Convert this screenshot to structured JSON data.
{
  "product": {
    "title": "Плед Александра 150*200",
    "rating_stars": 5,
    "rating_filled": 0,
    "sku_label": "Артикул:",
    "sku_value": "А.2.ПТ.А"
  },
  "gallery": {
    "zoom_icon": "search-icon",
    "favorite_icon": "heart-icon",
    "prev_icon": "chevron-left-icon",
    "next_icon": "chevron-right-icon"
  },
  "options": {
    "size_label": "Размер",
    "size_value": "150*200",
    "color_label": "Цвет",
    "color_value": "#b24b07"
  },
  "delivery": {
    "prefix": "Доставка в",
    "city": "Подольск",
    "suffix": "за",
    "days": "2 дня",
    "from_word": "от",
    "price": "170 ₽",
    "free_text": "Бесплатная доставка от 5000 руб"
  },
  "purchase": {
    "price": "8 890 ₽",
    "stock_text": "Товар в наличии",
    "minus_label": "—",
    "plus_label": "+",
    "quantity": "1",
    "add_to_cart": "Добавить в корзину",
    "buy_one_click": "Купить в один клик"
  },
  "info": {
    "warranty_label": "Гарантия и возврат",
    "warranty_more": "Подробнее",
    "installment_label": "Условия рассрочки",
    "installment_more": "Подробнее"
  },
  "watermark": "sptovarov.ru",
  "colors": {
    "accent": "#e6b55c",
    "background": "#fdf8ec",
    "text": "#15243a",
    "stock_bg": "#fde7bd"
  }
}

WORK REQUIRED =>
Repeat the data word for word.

ANSWER FOR THE TASK =>
Convert this screenshot to structured JSON data.
{
  "product": {
    "title": "Плед Александра 150*200",
    "rating_stars": 5,
    "rating_filled": 0,
    "sku_label": "Артикул:",
    "sku_value": "А.2.ПТ.А"
  },
  "gallery": {
    "zoom_icon": "search-icon",
    "favorite_icon": "heart-icon",
    "prev_icon": "chevron-left-icon",
    "next_icon": "chevron-right-icon"
  },
  "options": {
    "size_label": "Размер",
    "size_value": "150*200",
    "color_label": "Цвет",
    "color_value": "#b24b07"
  },
  "delivery": {
    "prefix": "Доставка в",
    "city": "Подольск",
    "suffix": "за",
    "days": "2 дня",
    "from_word": "от",
    "price": "170 ₽",
    "free_text": "Бесплатная доставка от 5000 руб"
  },
  "purchase": {
    "price": "8 890 ₽",
    "stock_text": "Товар в наличии",
    "minus_label": "—",
    "plus_label": "+",
    "quantity": "1",
    "add_to_cart": "Добавить в корзину",
    "buy_one_click": "Купить в один клик"
  },
  "info": {
    "warranty_label": "Гарантия и возврат",
    "warranty_more": "Подробнее",
    "installment_label": "Условия рассрочки",
    "installment_more": "Подробнее"
  },
  "watermark": "sptovarov.ru",
  "colors": {
    "accent": "#e6b55c",
    "background": "#fdf8ec",
    "text": "#15243a",
    "stock_bg": "#fde7bd"
  }
}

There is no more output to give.